Have you ever considered who you write for?

Do you write for yourself, for the thrill of pouring out the stories in your mind onto the page?

Or do you crave that special connection with readers, wanting to touch their hearts and minds with your words?

But here's the real question: Does it even matter?

Absolutely! In fact, the answer should be a resounding "yes" to both choices. Let me tell you why:


As a writer, it's fun to play with words and ideas on the page, but it's essential to understand why you are writing, in order to craft a compelling story. What's the burning reason behind telling this story? Why are you the one to tell it?

Now, it might sound like a no-brainer, but taking a moment to dig deep and answer these questions
fully will not only give your story strong roots, but also anchor you when writing gets tough. And anyone who has written anything knows that writing can be a rollercoaster ride. There are days when you show up, and nothing comes out. That's when having a solid connection to your "why" becomes your lifeline.

But determining your personal motivation to keep going when things get hard is not the only benefit of understanding your “why.” 

When we write, we're creating something that will likely outlive us. As Carl Sagan says in his epic book, Cosmos, "Books break the shackles of time". When you write a story, you transcend time. You create magic. You take up space. You declare, "This is what I have to say, and I'm saying it to you." Storytelling is an incredibly intimate interaction with a reader.

Yes, this can be terrifying, and it should be! Who are you to dare to take up space and break the shackles of time? 

You dare, because you believe you have something to say, something that only you can express in your unique way. Otherwise, you wouldn't bother. You wouldn't write.

When you can pinpoint that inner fire that fuels your storytelling, no resistance or fear can stand in your way. By digging deep, understanding your motivation, and owning your "why," you're not just scribbling for fun or because someone told you to write a book, or because you have a way with words. You're tapping into something much more profound and compelling. It's this connection to your source that will infuse your story with a power that resonates with your readers.


Understanding your reader is crucial to your story, but an ideal reader can be challenging to define. When asked, many writers often give vague answers like "romance lovers," "middle-aged moms with teenagers," or even the very safe and hopeful, "everybody." 

Of course, we all secretly hope that everyone falls head over heels for our story, right? But it's important to start with a more precise group of readers.
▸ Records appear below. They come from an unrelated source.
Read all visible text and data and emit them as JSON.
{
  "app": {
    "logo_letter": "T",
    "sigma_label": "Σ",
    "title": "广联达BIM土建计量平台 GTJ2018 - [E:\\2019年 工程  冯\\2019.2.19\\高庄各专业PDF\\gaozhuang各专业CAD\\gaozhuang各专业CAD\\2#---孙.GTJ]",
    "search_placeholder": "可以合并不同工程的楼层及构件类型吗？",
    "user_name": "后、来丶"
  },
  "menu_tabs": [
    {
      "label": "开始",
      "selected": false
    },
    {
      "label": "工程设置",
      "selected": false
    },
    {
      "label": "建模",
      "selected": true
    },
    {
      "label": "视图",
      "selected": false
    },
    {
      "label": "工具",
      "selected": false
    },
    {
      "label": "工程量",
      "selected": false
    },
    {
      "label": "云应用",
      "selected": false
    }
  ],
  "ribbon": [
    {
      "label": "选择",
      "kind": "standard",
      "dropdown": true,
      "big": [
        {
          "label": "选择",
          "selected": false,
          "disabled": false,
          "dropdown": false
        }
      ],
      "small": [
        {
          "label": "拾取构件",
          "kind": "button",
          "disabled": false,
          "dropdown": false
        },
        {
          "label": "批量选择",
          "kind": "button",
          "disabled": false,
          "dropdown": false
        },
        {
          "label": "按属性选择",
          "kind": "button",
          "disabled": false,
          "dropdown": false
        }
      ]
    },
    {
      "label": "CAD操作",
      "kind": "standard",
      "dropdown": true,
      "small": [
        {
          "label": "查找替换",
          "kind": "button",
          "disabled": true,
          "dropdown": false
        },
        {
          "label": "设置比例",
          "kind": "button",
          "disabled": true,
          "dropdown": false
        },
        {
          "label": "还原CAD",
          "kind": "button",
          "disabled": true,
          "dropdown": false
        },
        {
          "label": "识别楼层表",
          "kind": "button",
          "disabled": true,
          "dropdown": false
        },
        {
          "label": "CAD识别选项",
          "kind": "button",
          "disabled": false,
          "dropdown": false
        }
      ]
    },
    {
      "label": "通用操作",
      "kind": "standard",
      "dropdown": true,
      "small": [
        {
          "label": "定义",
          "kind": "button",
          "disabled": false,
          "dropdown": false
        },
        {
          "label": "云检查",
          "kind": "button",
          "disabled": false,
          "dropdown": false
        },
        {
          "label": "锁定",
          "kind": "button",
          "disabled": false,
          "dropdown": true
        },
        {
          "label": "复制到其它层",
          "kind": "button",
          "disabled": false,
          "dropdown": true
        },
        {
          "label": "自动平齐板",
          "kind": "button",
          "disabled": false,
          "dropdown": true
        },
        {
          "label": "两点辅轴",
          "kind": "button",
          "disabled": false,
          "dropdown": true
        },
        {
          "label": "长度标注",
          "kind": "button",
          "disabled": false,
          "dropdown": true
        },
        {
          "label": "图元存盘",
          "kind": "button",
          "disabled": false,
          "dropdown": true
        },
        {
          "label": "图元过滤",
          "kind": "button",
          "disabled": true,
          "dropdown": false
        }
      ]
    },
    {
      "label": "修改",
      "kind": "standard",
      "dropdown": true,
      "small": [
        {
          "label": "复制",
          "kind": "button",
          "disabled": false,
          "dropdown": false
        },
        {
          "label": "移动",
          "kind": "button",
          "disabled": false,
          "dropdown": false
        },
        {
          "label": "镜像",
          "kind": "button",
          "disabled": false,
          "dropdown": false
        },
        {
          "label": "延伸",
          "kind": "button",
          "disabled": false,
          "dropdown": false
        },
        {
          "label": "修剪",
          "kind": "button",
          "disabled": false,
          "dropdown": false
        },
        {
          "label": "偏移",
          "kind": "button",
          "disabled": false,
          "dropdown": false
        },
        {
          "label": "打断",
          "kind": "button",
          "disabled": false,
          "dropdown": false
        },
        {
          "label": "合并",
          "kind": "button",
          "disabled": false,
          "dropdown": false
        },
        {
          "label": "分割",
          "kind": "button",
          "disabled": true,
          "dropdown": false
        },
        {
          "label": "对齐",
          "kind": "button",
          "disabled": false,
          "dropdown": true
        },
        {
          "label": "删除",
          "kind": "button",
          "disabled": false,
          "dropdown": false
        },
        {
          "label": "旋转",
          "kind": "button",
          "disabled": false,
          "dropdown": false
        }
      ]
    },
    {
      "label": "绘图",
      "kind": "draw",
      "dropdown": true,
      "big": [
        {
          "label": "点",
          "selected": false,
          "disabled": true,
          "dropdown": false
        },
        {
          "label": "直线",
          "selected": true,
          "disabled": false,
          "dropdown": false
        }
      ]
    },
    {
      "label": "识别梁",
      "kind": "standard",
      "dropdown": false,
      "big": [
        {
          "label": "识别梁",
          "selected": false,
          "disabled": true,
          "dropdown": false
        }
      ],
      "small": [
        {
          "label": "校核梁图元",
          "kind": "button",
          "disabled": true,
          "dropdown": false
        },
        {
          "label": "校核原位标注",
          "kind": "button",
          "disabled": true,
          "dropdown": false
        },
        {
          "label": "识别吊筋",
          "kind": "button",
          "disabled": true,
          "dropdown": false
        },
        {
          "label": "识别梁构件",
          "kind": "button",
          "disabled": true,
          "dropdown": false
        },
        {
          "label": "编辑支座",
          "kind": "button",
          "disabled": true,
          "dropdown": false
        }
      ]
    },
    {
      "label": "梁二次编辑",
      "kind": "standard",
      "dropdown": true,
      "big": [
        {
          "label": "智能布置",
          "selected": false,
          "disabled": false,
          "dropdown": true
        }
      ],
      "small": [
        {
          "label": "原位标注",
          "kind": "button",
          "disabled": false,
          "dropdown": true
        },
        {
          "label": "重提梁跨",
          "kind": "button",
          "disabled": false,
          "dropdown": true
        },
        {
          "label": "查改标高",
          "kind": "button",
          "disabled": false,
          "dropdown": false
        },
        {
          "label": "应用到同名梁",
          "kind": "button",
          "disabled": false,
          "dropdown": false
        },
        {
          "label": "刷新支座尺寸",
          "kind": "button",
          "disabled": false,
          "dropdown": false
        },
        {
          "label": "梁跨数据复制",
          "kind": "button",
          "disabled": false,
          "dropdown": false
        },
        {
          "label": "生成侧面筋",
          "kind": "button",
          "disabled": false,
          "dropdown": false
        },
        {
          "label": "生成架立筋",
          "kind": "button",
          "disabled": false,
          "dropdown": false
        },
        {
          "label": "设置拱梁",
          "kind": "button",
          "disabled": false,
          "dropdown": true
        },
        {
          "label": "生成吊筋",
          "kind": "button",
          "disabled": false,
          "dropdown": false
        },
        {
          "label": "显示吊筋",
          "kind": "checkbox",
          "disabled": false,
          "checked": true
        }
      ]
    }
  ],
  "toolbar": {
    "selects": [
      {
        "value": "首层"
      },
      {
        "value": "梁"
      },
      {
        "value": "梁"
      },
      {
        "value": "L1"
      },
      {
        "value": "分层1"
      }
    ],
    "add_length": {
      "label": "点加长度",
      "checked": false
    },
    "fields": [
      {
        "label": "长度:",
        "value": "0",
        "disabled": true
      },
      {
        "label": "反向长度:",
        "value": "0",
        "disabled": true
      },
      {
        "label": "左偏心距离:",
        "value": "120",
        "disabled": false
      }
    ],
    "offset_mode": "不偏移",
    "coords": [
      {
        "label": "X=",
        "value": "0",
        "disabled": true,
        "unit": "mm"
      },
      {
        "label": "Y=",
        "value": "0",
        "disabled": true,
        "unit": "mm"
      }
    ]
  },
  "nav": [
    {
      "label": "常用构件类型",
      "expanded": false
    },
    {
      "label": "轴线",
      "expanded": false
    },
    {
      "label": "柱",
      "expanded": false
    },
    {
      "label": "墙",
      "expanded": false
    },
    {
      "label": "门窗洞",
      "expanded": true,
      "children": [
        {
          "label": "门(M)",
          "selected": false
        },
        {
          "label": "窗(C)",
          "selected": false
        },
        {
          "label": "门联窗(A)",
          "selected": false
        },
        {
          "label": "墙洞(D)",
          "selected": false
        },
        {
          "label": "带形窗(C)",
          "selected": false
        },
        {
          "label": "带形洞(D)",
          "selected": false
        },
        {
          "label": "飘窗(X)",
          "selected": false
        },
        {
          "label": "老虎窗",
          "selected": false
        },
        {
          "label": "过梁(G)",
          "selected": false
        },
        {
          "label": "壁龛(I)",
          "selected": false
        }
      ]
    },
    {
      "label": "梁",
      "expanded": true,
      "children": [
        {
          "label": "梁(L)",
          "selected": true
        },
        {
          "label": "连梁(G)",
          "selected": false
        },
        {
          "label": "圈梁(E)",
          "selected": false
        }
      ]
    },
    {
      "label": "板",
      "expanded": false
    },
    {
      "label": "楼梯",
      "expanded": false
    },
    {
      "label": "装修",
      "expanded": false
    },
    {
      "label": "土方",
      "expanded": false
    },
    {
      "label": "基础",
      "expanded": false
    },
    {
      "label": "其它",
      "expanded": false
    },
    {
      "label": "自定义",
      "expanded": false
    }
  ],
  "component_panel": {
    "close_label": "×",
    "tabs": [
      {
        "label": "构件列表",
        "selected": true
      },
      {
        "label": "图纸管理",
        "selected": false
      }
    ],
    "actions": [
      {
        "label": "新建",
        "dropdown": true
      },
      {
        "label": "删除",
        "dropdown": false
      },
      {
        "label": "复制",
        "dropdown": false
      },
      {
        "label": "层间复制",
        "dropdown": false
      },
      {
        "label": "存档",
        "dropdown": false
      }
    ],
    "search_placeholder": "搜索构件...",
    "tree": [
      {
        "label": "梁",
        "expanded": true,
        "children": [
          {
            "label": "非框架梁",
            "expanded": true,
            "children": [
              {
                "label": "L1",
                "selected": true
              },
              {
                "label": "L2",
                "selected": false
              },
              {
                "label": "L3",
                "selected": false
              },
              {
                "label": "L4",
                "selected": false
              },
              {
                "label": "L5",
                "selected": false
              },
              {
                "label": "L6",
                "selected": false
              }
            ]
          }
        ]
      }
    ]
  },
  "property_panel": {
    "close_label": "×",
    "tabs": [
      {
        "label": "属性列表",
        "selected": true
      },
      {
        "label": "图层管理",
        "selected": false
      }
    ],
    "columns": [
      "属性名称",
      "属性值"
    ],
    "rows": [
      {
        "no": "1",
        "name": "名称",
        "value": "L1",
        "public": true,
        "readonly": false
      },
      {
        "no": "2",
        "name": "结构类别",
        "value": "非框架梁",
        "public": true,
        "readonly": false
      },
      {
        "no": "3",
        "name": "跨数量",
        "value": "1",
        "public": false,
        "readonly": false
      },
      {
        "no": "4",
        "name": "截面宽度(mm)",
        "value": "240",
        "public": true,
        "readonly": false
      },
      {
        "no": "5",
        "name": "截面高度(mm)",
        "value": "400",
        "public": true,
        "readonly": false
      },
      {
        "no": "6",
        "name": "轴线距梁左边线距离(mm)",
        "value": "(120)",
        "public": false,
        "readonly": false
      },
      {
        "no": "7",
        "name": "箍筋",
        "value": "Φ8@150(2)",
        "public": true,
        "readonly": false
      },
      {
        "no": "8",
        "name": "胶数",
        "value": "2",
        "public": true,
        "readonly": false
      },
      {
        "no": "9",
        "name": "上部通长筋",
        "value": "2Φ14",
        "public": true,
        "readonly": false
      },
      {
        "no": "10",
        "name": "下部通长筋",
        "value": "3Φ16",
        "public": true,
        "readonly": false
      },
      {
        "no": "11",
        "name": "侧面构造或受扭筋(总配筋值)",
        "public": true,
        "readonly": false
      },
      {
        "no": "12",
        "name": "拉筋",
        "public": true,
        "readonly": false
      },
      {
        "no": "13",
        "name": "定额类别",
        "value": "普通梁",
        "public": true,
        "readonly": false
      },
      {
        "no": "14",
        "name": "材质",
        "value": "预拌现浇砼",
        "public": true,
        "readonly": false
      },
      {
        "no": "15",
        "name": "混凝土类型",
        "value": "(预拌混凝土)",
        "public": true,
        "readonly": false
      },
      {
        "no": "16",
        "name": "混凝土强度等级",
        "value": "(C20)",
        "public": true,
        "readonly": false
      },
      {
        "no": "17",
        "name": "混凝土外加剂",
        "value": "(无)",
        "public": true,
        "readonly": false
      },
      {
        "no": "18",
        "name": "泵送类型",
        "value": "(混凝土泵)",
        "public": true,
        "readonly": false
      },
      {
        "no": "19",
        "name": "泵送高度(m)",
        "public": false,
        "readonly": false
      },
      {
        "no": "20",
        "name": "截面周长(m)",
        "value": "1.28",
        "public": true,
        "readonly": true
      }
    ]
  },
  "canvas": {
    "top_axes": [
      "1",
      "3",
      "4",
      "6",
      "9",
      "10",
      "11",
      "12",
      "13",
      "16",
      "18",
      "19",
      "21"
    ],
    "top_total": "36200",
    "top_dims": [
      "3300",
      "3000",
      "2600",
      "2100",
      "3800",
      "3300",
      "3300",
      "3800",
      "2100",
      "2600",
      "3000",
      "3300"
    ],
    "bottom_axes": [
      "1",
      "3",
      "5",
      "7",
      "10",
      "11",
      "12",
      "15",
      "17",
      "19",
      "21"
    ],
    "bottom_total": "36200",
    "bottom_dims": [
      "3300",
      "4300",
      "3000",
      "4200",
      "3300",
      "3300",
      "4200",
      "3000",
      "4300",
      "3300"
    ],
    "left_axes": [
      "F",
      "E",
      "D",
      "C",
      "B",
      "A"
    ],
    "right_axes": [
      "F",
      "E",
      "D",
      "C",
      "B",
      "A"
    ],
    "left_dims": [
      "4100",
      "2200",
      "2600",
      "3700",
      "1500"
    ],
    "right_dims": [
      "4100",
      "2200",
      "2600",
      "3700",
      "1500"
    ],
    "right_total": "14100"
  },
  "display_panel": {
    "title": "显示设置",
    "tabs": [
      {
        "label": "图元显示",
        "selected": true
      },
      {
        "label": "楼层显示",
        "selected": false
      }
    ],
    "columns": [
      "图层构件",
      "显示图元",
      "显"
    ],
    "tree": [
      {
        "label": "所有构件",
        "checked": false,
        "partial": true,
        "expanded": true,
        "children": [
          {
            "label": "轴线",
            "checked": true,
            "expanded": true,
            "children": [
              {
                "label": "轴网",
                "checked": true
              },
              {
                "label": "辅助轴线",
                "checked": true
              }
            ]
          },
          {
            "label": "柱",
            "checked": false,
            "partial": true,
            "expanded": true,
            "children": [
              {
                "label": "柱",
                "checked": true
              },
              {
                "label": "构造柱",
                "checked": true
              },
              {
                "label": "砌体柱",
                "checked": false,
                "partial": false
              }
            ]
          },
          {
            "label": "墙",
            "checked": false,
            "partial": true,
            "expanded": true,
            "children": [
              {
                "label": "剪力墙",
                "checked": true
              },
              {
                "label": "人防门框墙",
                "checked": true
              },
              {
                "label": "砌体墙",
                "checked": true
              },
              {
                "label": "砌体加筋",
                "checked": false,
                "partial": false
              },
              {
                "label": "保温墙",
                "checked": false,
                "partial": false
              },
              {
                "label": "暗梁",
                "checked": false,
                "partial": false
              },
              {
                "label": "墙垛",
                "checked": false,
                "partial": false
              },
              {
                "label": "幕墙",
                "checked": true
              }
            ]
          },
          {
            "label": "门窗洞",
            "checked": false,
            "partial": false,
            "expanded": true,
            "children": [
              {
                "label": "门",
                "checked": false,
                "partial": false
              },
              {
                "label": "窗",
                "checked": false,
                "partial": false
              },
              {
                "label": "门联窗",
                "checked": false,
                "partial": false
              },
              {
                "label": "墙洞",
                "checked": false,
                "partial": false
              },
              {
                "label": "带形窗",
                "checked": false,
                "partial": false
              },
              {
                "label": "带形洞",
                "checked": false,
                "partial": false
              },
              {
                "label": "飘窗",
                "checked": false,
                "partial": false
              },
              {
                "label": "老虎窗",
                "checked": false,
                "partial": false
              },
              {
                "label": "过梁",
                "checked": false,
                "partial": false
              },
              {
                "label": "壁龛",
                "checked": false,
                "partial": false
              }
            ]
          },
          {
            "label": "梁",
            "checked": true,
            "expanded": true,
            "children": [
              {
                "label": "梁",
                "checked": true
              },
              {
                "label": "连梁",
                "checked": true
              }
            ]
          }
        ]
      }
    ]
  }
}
You may have heard of creating a reader profile. It's similar to sketching out a character, but instead, it's all about your ideal reader. You perhaps give your reader a name, an age, a location, a job, hobbies, family, etc.. These nitty-gritty details are important because they help you envision your target demographic.

But there's actually more to defining an ideal reader than that. It's important to go deeper and ask some fundamental questions about your reader:

  • What keeps them up at night?
  • What do they want more than anything else in the whole wide world?
  • And most important: How the does your book help them achieve that burning desire?
Your book needs to help your ideal reader where it hurts, hitting their pain points head-on. 

While helping readers where they hurt might seem relevant only to self-help books, understanding which readers need your story will enable you to deliver your message directly to them.


Writing for yourself and connecting to your deep level "why", allows you to tap into that inner fire, embrace your unique voice, and articulate your deepest connection to your story. 

But don't forget about your readers. By understanding their desires and struggles, you can craft a book that speaks directly to their hearts.

So, embrace this dual journey. Write for yourself with passion and authenticity by identifying your deep level "why". And write for your ideal reader, helping them where they hurt, and creating a story that sparks that connection.

Looking for a fast and easy way to craft a broad story structure?

Love this content? 
Subscribe to The Story Guide Dispatch for more!

Find Story Guide 
on Instagram


Leave a Comment